Excerpts from an interface dataset:
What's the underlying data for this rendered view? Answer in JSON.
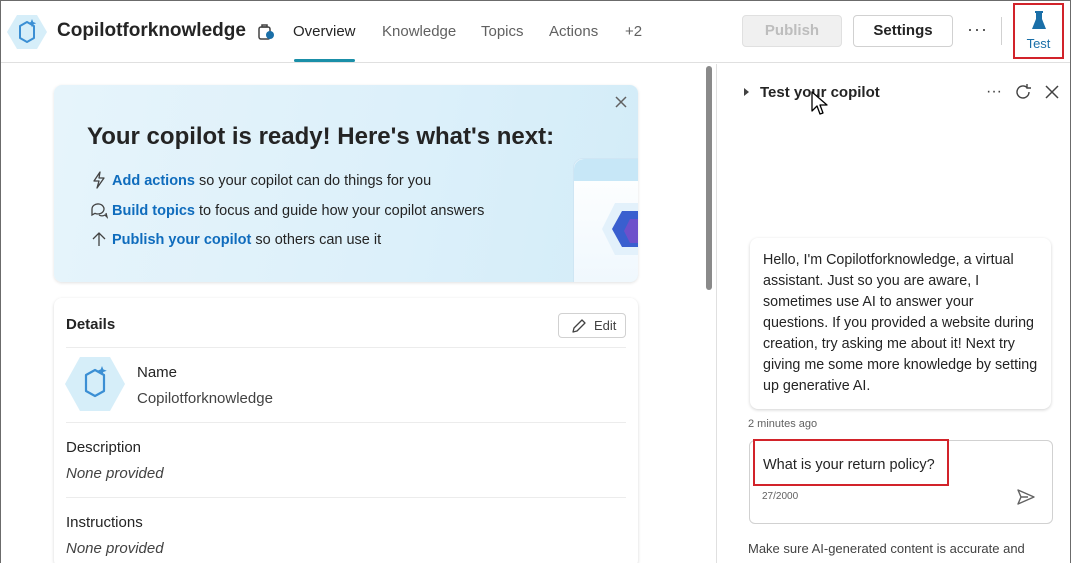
{
  "header": {
    "app_title": "Copilotforknowledge",
    "tabs": [
      {
        "label": "Overview",
        "active": true
      },
      {
        "label": "Knowledge",
        "active": false
      },
      {
        "label": "Topics",
        "active": false
      },
      {
        "label": "Actions",
        "active": false
      },
      {
        "label": "+2",
        "active": false
      }
    ],
    "publish_label": "Publish",
    "settings_label": "Settings",
    "more_label": "···",
    "test_label": "Test",
    "accent_color": "#1a8fa8",
    "highlight_color": "#d2232a"
  },
  "hero": {
    "title": "Your copilot is ready! Here's what's next:",
    "items": [
      {
        "link": "Add actions",
        "text": " so your copilot can do things for you",
        "icon": "lightning-icon"
      },
      {
        "link": "Build topics",
        "text": " to focus and guide how your copilot answers",
        "icon": "chat-bubbles-icon"
      },
      {
        "link": "Publish your copilot",
        "text": " so others can use it",
        "icon": "arrow-up-icon"
      }
    ]
  },
  "details": {
    "title": "Details",
    "edit_label": "Edit",
    "name_label": "Name",
    "name_value": "Copilotforknowledge",
    "description_label": "Description",
    "description_value": "None provided",
    "instructions_label": "Instructions",
    "instructions_value": "None provided"
  },
  "test_panel": {
    "title": "Test your copilot",
    "more_label": "···",
    "bot_message": "Hello, I'm Copilotforknowledge, a virtual assistant. Just so you are aware, I sometimes use AI to answer your questions. If you provided a website during creation, try asking me about it! Next try giving me some more knowledge by setting up generative AI.",
    "timestamp": "2 minutes ago",
    "input_value": "What is your return policy?",
    "char_count": "27/2000",
    "disclaimer": "Make sure AI-generated content is accurate and"
  }
}
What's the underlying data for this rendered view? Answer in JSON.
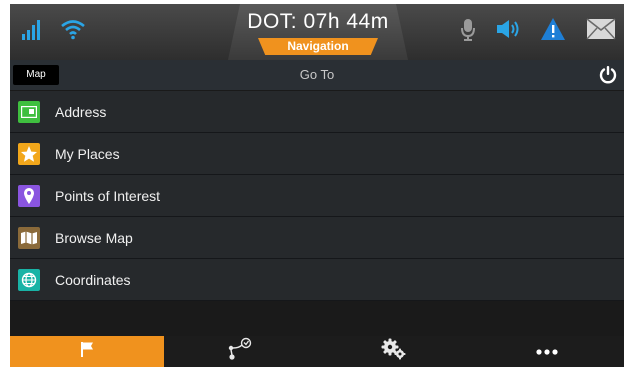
{
  "status": {
    "dot_text": "DOT: 07h 44m",
    "mode_label": "Navigation",
    "icons": [
      "signal-icon",
      "wifi-icon",
      "microphone-icon",
      "speaker-icon",
      "warning-icon",
      "mail-icon"
    ],
    "colors": {
      "accent": "#f0921e",
      "signal": "#2aa5e6"
    }
  },
  "header": {
    "map_button": "Map",
    "title": "Go To",
    "power_icon": "power-icon"
  },
  "menu": [
    {
      "label": "Address",
      "icon": "address-card-icon",
      "color": "#3fbf3f"
    },
    {
      "label": "My Places",
      "icon": "star-icon",
      "color": "#f2a71b"
    },
    {
      "label": "Points of Interest",
      "icon": "location-pin-icon",
      "color": "#8a55e0"
    },
    {
      "label": "Browse Map",
      "icon": "map-icon",
      "color": "#8a6a3a"
    },
    {
      "label": "Coordinates",
      "icon": "globe-icon",
      "color": "#19b3a6"
    }
  ],
  "tabs": [
    {
      "name": "flag-icon",
      "active": true
    },
    {
      "name": "route-icon",
      "active": false
    },
    {
      "name": "settings-icon",
      "active": false
    },
    {
      "name": "more-icon",
      "active": false
    }
  ]
}
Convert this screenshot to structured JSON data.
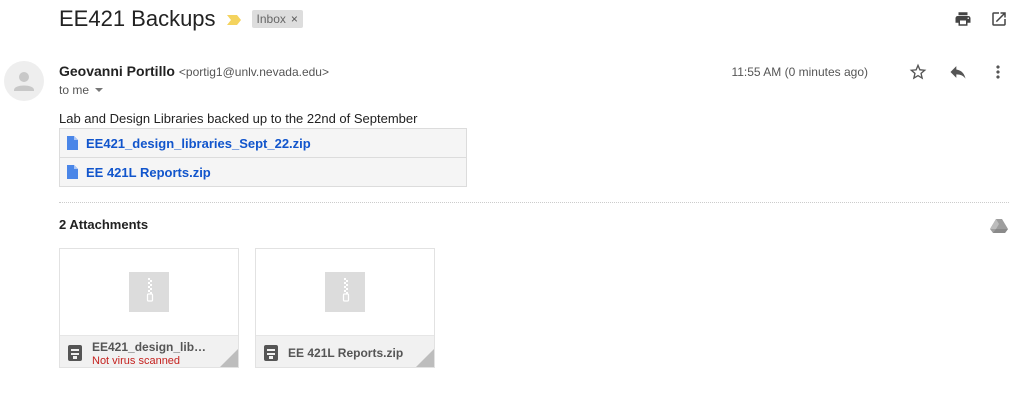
{
  "email": {
    "subject": "EE421 Backups",
    "label": "Inbox",
    "label_remove": "×"
  },
  "sender": {
    "name": "Geovanni Portillo",
    "email": "<portig1@unlv.nevada.edu>",
    "to": "to me",
    "timestamp": "11:55 AM (0 minutes ago)"
  },
  "body": {
    "text": "Lab and Design Libraries backed up to the 22nd of September",
    "links": [
      {
        "label": "EE421_design_libraries_Sept_22.zip"
      },
      {
        "label": "EE 421L Reports.zip"
      }
    ]
  },
  "attachments": {
    "title": "2 Attachments",
    "items": [
      {
        "name": "EE421_design_libra...",
        "warning": "Not virus scanned"
      },
      {
        "name": "EE 421L Reports.zip",
        "warning": ""
      }
    ]
  },
  "icons": {
    "print": "print-icon",
    "open_new_window": "open-in-new-window-icon",
    "star": "star-icon",
    "reply": "reply-icon",
    "more": "more-vert-icon",
    "drive": "google-drive-icon",
    "importance": "importance-marker-icon",
    "file": "file-icon",
    "zip": "zip-file-icon",
    "archive": "archive-type-icon"
  },
  "colors": {
    "link": "#1155cc",
    "importance": "#f4d35e",
    "warning": "#c5221f",
    "label_bg": "#dddddd"
  }
}
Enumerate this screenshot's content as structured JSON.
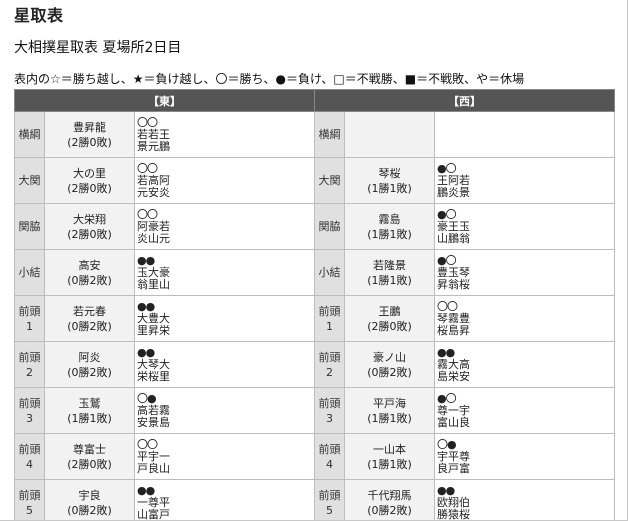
{
  "page": {
    "title": "星取表",
    "subtitle": "大相撲星取表 夏場所2日目",
    "legend": "表内の☆＝勝ち越し、★＝負け越し、〇＝勝ち、●＝負け、□＝不戦勝、■＝不戦敗、や＝休場"
  },
  "table": {
    "east_header": "【東】",
    "west_header": "【西】",
    "rows": [
      {
        "east": {
          "rank": "横綱",
          "name": "豊昇龍",
          "record": "(2勝0敗)",
          "marks": "〇〇",
          "opp1": "若若王",
          "opp2": "景元鵬"
        },
        "west": {
          "rank": "横綱",
          "name": "",
          "record": "",
          "marks": "",
          "opp1": "",
          "opp2": ""
        }
      },
      {
        "east": {
          "rank": "大関",
          "name": "大の里",
          "record": "(2勝0敗)",
          "marks": "〇〇",
          "opp1": "若高阿",
          "opp2": "元安炎"
        },
        "west": {
          "rank": "大関",
          "name": "琴桜",
          "record": "(1勝1敗)",
          "marks": "●〇",
          "opp1": "王阿若",
          "opp2": "鵬炎景"
        }
      },
      {
        "east": {
          "rank": "関脇",
          "name": "大栄翔",
          "record": "(2勝0敗)",
          "marks": "〇〇",
          "opp1": "阿豪若",
          "opp2": "炎山元"
        },
        "west": {
          "rank": "関脇",
          "name": "霧島",
          "record": "(1勝1敗)",
          "marks": "●〇",
          "opp1": "豪王玉",
          "opp2": "山鵬翁"
        }
      },
      {
        "east": {
          "rank": "小結",
          "name": "高安",
          "record": "(0勝2敗)",
          "marks": "●●",
          "opp1": "玉大豪",
          "opp2": "翁里山"
        },
        "west": {
          "rank": "小結",
          "name": "若隆景",
          "record": "(1勝1敗)",
          "marks": "●〇",
          "opp1": "豊玉琴",
          "opp2": "昇翁桜"
        }
      },
      {
        "east": {
          "rank": "前頭\n1",
          "name": "若元春",
          "record": "(0勝2敗)",
          "marks": "●●",
          "opp1": "大豊大",
          "opp2": "里昇栄"
        },
        "west": {
          "rank": "前頭\n1",
          "name": "王鵬",
          "record": "(2勝0敗)",
          "marks": "〇〇",
          "opp1": "琴霧豊",
          "opp2": "桜島昇"
        }
      },
      {
        "east": {
          "rank": "前頭\n2",
          "name": "阿炎",
          "record": "(0勝2敗)",
          "marks": "●●",
          "opp1": "大琴大",
          "opp2": "栄桜里"
        },
        "west": {
          "rank": "前頭\n2",
          "name": "豪ノ山",
          "record": "(0勝2敗)",
          "marks": "●●",
          "opp1": "霧大高",
          "opp2": "島栄安"
        }
      },
      {
        "east": {
          "rank": "前頭\n3",
          "name": "玉鷲",
          "record": "(1勝1敗)",
          "marks": "〇●",
          "opp1": "高若霧",
          "opp2": "安景島"
        },
        "west": {
          "rank": "前頭\n3",
          "name": "平戸海",
          "record": "(1勝1敗)",
          "marks": "●〇",
          "opp1": "尊一宇",
          "opp2": "富山良"
        }
      },
      {
        "east": {
          "rank": "前頭\n4",
          "name": "尊富士",
          "record": "(2勝0敗)",
          "marks": "〇〇",
          "opp1": "平宇一",
          "opp2": "戸良山"
        },
        "west": {
          "rank": "前頭\n4",
          "name": "一山本",
          "record": "(1勝1敗)",
          "marks": "〇●",
          "opp1": "宇平尊",
          "opp2": "良戸富"
        }
      },
      {
        "east": {
          "rank": "前頭\n5",
          "name": "宇良",
          "record": "(0勝2敗)",
          "marks": "●●",
          "opp1": "一尊平",
          "opp2": "山富戸"
        },
        "west": {
          "rank": "前頭\n5",
          "name": "千代翔馬",
          "record": "(0勝2敗)",
          "marks": "●●",
          "opp1": "欧翔伯",
          "opp2": "勝猿桜"
        }
      }
    ]
  }
}
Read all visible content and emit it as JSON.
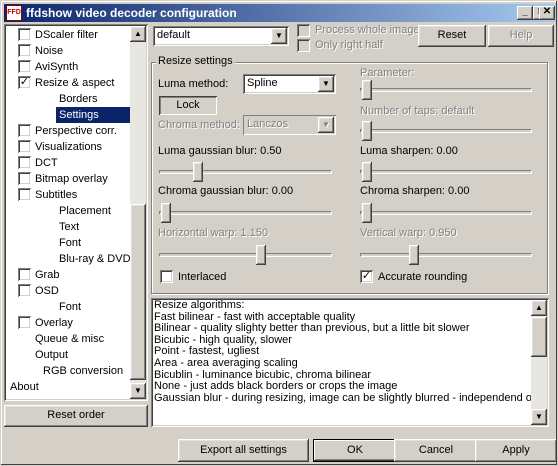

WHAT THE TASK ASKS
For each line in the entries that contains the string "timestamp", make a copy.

RESULT OF THE TASK
    "timestamp": "2 minutes ago",
    "timestamp": "11:55 AM (0 minutes ago)"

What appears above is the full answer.